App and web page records
□ □ □ □ □

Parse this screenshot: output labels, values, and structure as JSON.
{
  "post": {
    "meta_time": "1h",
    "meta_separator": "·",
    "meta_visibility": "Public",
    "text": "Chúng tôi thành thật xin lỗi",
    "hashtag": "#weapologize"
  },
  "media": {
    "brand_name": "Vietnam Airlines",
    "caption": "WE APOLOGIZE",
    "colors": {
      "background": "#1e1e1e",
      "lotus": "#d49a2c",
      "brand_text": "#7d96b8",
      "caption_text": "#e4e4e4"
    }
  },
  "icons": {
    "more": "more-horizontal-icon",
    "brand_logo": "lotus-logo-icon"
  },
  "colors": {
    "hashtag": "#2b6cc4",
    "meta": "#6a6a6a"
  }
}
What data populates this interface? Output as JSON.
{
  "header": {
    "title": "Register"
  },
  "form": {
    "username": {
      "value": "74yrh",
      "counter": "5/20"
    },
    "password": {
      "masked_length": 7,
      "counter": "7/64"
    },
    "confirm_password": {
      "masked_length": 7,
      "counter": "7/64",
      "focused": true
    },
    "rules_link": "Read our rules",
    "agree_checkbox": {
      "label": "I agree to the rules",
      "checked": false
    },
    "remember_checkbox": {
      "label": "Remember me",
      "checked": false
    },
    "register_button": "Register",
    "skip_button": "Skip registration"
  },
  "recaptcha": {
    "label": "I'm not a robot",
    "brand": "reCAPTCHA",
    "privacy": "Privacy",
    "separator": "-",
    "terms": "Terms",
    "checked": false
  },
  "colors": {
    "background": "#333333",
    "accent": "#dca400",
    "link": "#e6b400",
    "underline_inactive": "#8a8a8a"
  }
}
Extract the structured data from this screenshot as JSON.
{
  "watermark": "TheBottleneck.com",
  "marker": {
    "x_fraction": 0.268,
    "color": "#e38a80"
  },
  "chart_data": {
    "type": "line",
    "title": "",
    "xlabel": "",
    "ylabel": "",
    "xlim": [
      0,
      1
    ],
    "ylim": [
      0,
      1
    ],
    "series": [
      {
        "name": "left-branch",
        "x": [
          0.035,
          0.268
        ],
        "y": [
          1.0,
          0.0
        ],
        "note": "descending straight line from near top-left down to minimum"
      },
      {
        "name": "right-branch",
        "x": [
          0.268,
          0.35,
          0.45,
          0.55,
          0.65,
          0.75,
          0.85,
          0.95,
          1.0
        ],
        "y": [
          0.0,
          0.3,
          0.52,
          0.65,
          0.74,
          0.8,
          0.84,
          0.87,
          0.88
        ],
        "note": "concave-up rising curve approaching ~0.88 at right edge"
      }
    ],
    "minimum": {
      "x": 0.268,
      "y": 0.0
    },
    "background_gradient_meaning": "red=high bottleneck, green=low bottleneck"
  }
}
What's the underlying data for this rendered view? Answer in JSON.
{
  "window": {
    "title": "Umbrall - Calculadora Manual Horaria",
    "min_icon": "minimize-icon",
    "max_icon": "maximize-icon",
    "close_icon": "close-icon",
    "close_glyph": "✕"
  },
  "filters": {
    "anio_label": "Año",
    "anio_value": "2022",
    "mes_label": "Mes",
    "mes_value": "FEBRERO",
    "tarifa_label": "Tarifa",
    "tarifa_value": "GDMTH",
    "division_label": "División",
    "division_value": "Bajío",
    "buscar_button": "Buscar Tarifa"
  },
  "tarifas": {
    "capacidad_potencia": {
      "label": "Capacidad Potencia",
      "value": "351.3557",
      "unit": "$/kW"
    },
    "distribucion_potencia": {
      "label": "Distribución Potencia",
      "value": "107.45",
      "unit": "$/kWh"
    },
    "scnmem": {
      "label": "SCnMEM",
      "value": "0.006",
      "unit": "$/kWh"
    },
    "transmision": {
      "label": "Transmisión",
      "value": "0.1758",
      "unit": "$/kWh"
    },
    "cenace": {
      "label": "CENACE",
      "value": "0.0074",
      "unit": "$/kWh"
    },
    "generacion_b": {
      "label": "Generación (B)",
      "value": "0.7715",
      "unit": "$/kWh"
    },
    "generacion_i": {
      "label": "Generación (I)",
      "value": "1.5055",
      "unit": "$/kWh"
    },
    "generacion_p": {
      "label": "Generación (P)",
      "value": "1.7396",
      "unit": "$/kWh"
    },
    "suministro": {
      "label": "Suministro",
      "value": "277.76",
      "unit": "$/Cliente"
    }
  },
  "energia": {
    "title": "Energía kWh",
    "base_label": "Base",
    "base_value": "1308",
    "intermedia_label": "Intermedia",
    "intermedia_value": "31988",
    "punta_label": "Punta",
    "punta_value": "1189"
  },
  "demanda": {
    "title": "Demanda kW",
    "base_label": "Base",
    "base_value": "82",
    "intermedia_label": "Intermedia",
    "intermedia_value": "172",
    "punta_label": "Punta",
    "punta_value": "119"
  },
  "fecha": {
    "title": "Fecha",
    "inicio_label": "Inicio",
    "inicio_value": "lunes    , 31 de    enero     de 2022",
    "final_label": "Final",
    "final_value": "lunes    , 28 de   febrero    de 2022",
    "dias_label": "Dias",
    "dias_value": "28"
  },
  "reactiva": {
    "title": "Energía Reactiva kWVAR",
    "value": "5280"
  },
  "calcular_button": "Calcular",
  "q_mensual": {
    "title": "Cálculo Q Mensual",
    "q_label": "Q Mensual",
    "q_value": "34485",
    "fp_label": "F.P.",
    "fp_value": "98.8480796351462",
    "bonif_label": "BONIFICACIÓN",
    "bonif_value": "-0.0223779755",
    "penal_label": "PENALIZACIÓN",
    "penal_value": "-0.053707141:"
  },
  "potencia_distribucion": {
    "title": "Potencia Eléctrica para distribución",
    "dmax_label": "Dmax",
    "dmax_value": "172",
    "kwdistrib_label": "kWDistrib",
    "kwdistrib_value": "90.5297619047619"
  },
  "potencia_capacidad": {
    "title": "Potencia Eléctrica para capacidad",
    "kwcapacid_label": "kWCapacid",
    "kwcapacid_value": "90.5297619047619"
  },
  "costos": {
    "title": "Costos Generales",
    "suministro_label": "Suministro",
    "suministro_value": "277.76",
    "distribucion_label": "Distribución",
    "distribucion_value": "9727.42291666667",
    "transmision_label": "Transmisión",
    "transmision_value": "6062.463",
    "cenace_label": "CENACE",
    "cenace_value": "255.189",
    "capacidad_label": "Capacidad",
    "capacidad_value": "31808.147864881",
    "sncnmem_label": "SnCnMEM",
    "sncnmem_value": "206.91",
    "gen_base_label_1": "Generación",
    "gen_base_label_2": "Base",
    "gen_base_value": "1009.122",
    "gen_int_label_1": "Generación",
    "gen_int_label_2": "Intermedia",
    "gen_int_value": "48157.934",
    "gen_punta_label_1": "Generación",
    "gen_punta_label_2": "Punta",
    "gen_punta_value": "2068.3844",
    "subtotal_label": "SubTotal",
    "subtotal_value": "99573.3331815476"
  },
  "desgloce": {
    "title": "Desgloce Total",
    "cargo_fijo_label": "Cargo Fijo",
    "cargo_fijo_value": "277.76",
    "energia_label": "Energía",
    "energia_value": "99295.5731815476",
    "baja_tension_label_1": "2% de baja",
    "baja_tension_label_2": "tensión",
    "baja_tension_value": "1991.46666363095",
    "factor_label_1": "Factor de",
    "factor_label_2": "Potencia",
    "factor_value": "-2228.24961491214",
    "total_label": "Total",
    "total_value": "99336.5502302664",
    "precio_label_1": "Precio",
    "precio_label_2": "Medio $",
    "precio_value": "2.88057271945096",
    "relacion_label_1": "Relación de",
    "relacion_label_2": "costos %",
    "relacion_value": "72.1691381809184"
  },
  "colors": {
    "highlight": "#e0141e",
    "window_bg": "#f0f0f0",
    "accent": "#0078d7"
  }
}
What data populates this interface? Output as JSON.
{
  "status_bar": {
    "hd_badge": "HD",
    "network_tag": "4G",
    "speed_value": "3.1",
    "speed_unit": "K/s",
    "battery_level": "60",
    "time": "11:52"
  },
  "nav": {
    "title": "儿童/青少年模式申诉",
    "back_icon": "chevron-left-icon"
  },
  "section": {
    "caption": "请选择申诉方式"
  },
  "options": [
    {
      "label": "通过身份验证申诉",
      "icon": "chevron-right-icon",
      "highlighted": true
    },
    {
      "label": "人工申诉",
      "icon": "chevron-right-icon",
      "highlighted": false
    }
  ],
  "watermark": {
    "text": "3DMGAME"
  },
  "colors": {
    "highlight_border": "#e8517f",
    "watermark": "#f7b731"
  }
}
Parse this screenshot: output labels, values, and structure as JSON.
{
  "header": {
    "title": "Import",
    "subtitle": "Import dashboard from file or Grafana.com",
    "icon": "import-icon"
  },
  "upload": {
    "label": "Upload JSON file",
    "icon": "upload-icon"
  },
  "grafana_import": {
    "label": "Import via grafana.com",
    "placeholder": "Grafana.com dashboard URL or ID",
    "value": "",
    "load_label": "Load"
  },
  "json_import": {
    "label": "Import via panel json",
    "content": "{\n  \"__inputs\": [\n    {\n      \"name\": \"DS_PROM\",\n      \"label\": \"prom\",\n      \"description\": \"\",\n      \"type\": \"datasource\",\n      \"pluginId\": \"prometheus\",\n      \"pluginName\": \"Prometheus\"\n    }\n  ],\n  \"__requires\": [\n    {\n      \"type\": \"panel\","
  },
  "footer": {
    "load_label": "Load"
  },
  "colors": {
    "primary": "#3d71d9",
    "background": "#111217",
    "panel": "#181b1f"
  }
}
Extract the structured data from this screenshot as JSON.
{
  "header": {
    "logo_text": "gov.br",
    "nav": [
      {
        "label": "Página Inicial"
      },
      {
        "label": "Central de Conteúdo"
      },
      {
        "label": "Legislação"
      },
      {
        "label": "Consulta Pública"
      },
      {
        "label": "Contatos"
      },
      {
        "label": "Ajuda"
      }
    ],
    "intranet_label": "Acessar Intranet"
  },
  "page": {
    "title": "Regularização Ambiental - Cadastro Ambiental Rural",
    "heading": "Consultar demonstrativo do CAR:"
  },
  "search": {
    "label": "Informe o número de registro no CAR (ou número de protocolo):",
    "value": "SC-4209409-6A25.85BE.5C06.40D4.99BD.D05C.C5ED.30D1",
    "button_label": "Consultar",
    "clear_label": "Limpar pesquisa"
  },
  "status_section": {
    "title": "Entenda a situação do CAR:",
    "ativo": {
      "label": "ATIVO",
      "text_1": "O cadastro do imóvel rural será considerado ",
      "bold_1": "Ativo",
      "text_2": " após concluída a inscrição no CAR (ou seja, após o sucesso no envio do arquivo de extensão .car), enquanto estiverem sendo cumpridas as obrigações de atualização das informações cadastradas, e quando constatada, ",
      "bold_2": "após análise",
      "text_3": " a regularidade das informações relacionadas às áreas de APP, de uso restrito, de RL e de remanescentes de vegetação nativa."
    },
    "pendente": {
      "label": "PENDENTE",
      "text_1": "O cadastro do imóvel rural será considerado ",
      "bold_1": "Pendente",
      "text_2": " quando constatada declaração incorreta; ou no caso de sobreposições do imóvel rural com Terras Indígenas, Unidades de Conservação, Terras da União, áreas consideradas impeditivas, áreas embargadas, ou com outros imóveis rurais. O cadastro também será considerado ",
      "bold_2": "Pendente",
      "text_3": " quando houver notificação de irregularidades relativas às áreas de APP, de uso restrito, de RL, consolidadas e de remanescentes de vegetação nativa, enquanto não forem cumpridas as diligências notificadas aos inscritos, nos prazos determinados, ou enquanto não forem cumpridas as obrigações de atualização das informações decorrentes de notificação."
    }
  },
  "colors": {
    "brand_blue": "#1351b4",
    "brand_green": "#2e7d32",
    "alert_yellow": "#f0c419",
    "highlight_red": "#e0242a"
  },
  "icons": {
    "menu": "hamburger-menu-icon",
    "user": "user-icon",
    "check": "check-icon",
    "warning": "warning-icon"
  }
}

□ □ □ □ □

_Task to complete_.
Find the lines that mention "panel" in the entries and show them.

_Result_.
    "label": "Import via panel json",
    "content": "{\n  \"__inputs\": [\n    {\n      \"name\": \"DS_PROM\",\n      \"label\": \"prom\",\n      \"description\": \"\",\n      \"type\": \"datasource\",\n      \"pluginId\": \"prometheus\",\n      \"pluginName\": \"Prometheus\"\n    }\n  ],\n  \"__requires\": [\n    {\n      \"type\": \"panel\","
    "panel": "#181b1f"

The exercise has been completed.